What might have happened to the career of Orson Welled, in RKO Studios had not tampered with his second film, The Magnificent Ambersons?
In the video we just saw, how might the discussion have been different if the leader had refrained from lecturing the group?
If Shakespeare had intended Iago to be a tragic or m ore sympathetic figure, how might he have changed the narrative of Othello?
Questions that provoke students to explore cause-and-effect linkages are fundamental to developing critical thought. Questions that ask students to consider the relationship between class size and academic achievement or to consider why downtown parking fees double on days when there's a game at the stadium encourage them to investigate conventional wisdom. Asking the class-size question might prompt other questions concerning the discussion method itself, for
What is likely to be the effect of raising the average class size from twenty to thirty on the ability of learners to conduct interesting and engaging discussions?
How might halving our class affect our discussion?
Summary and Synthesis Questions
Finally, one of the most valuable types of questions that teachers can ask invites students to summarize or synthesize what has been thought and said.
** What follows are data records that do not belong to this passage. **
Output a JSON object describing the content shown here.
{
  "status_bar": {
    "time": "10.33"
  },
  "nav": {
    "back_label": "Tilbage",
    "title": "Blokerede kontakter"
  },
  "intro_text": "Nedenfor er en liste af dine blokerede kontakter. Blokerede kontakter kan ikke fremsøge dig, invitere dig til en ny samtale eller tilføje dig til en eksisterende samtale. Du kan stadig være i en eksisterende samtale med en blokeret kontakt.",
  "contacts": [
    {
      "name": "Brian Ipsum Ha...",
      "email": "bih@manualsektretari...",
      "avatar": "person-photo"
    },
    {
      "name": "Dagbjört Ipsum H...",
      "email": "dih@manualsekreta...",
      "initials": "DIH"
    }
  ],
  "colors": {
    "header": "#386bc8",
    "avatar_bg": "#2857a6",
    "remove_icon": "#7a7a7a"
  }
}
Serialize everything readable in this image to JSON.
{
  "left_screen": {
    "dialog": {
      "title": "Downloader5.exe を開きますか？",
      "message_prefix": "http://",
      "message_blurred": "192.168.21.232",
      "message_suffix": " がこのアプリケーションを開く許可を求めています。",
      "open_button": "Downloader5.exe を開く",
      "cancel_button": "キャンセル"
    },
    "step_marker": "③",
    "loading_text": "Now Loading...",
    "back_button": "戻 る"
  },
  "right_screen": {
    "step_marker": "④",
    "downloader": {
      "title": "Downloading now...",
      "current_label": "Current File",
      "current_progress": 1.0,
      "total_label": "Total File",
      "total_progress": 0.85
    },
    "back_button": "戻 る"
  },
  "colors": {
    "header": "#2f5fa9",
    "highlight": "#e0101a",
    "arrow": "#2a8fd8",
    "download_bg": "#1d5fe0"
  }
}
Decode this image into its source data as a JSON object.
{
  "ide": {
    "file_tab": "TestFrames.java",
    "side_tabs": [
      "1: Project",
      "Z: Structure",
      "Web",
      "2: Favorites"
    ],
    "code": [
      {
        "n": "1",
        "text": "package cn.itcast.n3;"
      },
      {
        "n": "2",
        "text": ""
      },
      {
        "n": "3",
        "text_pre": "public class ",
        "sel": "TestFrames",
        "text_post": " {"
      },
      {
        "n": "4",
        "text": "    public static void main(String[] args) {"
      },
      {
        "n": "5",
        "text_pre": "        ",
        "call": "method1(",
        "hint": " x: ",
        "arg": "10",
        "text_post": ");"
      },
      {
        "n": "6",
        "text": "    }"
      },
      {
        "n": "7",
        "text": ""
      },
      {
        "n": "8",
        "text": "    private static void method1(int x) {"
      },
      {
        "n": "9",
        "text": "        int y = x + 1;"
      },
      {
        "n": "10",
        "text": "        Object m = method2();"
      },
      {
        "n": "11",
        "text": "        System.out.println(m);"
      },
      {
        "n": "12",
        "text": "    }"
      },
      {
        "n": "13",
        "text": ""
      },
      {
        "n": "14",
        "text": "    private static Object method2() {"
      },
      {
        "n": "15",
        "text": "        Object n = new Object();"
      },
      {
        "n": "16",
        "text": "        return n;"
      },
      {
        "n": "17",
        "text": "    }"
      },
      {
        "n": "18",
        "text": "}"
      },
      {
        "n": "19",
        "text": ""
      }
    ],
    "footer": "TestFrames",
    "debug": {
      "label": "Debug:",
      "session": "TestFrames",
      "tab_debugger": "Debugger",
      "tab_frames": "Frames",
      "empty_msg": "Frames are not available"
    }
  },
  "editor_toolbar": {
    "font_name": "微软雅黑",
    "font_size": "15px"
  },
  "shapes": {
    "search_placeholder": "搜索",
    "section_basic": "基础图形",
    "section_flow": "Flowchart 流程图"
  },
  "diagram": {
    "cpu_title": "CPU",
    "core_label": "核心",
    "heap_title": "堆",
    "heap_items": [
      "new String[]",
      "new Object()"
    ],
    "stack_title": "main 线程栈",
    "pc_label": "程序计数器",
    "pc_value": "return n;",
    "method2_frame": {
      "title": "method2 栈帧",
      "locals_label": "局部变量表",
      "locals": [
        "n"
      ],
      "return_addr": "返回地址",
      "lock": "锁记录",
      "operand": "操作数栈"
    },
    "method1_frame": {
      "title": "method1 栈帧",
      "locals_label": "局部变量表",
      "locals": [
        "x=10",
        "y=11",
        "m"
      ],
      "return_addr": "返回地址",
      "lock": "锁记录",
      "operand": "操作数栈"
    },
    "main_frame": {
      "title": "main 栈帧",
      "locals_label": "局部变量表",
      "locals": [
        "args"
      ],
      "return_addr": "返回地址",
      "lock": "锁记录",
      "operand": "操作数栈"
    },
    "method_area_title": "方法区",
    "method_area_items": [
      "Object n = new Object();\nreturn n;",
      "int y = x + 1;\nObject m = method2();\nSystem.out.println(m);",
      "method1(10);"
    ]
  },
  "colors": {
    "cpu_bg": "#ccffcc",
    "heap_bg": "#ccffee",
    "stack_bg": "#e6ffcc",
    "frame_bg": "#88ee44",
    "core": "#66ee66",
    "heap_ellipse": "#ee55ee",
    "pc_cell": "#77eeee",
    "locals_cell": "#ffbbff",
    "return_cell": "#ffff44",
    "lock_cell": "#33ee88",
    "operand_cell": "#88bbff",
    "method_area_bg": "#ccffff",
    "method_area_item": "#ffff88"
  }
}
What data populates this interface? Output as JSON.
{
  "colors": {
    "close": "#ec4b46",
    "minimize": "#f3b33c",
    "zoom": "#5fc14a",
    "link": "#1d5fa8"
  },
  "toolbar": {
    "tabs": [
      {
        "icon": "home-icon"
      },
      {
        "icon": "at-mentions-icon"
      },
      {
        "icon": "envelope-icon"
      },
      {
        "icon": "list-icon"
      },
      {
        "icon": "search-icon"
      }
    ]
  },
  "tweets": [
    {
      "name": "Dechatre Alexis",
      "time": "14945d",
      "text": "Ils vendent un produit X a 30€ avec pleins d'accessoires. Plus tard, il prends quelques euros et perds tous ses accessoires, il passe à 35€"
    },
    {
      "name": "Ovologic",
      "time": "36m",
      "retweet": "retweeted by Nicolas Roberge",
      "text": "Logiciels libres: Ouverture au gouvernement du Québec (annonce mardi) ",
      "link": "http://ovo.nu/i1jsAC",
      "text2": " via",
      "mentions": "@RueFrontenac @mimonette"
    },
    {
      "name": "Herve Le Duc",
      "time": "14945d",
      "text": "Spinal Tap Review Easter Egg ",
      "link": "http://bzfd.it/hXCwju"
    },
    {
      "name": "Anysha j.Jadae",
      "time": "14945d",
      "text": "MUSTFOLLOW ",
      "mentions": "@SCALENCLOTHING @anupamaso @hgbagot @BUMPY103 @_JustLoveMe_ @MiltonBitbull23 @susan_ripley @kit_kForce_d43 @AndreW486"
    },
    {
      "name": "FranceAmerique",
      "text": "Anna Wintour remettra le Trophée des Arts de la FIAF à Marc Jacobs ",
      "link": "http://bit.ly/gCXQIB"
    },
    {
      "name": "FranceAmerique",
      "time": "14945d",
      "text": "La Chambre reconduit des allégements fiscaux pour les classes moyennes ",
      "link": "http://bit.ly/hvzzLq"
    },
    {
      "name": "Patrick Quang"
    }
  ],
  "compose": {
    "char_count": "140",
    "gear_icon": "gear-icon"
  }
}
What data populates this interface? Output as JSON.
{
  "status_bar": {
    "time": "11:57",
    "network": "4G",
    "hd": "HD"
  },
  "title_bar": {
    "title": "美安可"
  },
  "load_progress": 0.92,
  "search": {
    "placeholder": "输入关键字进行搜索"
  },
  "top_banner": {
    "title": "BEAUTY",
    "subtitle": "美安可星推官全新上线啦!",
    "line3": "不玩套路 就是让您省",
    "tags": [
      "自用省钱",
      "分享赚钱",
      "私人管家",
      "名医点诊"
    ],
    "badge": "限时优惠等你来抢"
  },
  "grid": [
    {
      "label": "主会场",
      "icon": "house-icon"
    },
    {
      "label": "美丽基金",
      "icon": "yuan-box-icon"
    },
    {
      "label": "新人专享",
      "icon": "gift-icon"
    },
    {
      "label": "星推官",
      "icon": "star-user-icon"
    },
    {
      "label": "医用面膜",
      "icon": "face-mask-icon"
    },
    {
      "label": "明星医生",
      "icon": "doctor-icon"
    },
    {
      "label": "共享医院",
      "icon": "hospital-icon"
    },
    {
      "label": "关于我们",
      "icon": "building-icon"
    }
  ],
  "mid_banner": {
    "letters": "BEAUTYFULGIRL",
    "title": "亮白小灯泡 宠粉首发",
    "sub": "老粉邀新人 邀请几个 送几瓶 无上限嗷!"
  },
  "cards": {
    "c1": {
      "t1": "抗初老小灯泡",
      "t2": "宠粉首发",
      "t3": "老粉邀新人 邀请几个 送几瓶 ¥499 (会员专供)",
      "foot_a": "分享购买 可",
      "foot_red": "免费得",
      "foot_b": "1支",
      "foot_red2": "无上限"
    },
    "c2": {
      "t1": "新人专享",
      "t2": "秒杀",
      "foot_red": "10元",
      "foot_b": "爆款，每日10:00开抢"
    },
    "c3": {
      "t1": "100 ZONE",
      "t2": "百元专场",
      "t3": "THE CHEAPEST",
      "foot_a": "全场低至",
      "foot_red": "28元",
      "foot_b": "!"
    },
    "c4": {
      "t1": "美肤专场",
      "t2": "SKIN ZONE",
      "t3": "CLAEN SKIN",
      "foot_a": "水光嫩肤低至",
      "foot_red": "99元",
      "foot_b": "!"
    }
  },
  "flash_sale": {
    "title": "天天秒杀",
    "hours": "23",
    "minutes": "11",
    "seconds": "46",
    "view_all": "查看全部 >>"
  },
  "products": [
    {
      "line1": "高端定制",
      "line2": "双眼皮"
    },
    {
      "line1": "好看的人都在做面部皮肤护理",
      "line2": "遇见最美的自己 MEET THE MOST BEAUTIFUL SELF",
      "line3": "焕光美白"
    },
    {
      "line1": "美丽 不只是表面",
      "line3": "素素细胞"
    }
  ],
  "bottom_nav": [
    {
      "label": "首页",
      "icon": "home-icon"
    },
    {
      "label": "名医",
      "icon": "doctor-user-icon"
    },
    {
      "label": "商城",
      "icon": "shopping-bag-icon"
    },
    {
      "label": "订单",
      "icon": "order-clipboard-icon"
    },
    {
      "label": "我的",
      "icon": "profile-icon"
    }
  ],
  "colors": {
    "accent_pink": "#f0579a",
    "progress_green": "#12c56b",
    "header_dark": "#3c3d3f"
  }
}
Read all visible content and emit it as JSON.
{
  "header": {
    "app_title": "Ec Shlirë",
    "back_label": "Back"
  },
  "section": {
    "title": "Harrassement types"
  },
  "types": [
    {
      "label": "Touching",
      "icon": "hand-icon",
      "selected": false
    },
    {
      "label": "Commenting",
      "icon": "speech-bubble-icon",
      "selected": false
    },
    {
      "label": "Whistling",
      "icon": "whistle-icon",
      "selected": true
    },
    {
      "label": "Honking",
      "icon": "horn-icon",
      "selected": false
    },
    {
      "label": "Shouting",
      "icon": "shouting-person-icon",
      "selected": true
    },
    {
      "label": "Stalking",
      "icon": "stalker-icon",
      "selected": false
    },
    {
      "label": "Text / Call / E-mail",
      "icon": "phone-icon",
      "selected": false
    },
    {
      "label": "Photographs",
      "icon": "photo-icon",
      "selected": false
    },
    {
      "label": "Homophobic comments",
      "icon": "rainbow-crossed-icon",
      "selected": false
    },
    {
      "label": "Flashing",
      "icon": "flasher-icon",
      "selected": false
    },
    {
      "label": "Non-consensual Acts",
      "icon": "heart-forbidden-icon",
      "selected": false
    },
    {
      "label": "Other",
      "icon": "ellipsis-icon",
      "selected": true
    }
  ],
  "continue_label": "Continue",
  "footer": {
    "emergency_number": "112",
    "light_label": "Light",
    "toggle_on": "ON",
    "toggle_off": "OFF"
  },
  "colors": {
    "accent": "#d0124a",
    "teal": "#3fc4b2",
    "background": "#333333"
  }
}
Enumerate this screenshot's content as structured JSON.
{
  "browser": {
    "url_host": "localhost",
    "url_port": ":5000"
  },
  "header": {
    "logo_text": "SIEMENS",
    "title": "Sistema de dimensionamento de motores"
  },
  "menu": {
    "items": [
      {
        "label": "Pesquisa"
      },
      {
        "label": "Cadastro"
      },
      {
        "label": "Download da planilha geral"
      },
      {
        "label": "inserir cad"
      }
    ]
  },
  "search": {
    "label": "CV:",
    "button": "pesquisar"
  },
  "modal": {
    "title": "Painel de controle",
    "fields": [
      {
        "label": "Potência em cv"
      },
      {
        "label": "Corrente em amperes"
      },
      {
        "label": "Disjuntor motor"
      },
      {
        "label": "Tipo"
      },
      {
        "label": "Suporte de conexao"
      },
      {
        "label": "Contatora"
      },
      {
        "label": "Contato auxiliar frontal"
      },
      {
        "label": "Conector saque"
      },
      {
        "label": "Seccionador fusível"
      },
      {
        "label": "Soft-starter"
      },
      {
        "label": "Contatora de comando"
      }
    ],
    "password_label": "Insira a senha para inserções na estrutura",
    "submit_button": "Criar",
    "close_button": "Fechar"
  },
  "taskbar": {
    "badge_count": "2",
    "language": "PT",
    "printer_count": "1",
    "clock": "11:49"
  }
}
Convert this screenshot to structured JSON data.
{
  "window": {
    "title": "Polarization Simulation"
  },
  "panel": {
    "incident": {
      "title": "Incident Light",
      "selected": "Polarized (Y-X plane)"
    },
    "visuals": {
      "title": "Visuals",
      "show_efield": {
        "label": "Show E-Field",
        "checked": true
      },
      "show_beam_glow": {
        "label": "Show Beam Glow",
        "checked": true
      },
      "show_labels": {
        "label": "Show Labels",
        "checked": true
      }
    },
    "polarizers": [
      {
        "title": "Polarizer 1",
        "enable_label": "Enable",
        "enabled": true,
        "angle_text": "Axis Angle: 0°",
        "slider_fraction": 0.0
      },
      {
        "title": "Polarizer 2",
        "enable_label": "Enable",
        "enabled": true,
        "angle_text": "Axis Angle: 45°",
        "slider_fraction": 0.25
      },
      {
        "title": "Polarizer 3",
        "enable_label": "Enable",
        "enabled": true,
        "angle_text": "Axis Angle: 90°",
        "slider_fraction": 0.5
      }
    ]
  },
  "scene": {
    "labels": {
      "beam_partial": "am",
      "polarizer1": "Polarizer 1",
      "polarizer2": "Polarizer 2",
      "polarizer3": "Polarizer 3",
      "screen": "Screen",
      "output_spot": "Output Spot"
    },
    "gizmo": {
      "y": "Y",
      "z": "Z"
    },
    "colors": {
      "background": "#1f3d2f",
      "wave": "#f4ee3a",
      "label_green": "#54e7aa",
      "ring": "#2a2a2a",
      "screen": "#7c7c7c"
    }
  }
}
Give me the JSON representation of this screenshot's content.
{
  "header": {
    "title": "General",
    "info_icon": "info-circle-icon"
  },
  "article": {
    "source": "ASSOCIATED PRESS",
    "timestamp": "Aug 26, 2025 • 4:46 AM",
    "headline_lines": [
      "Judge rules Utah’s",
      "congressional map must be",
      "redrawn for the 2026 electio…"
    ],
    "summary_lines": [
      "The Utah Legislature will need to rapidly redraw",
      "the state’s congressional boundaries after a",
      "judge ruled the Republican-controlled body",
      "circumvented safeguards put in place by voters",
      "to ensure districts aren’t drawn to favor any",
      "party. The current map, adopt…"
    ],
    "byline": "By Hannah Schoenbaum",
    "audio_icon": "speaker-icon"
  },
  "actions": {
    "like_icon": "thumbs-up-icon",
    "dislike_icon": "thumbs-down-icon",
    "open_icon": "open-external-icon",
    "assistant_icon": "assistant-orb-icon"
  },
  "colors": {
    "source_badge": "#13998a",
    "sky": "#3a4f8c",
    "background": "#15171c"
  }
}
These questions call on participations to identify important ideas and think about them in ways that will aid recall. For instance, the following questions are usually appropriate and illuminating:
What are the one or two most important ideas that emerged from this discussion?
What remains unresolved or contentious about this topic?
What do you understand better as a result of today's discussion?
Based on our discussion today, what do we need to talk about next time if we're to understand this issue better?
What key word or concept best captures out discussion today?
By skillfully mixing all the different kinds of questions outlined in this chapter, teachers can alter the pace and direction of conversation, keeping students alert and engaged. Although good teachers prepare questions beforehand to ensure variety and movement, they also readily change their plans as the actual discussion proceeds, abandoning prepared questions and formulating new ones on the spot.
Welty, W. "Discussion Method Teaching." Change, 1989, 21(4), 41-49.
Christensen, C. "The Discussion Leader in Action: Questioning, Listen-
ing, and Response." In C. Christensen, D. Garvin, and A. Sweet (eds.), Education for Judgment: The Artistry of Discussion Leadership.
Boston: Harvard Business School Press, 1991a.
Christensen, C. "Every Student Teaches and Every Student Learns: The Reciprocal Gift of Discussion Teaching." In C. Christensen, D. Garvin, and A. Sweet (eds.) Education for
Judgment: The Artistry of Discussion Leadership.
Boston: Harvard Business School, 1991b.
Jacobson, R. "Asking Questions Is the Key Skill Needed for Discussion."
Chronicle of Higher Education, July 25, 1984, p. 20.
Welty, W. "Discussion Method Teaching." Change, 1989, 21(4), 41-49.
Ferrier, B., Marrin, M., and Seidman, J. "Student Autonomy in Learning
Medicine: Some Participants' Experiences." In D. Boud (ed.), Devel- oping Student Autonomy in Learning. New York: Nichols, 1988.
Baetman, W.L. Open to Question: The Art of Teaching and Learning by Inquiry.
San Francisco: Jossey-Bass, 1990.
Palmer, P.J. The Courage to Teach: Exploring the Inner Landscape of a Teacher's Life. San Francisco: Jossey-Bass, 1998.
Van Ments, M. Active Talk: The Effective Use of Discussion in Learning. New York:
St. Martin's Press, 1990.
Leonard, H. "With Open Ears: Listening and the Art of Discussion Lead- ing." In C. Christensen, D. Garvin, and A. Sweet (eds.), Education for Judgment: The artistry of Discussion Leadership. Boston: Harvard Business School Press, 1991.
* * * * * * *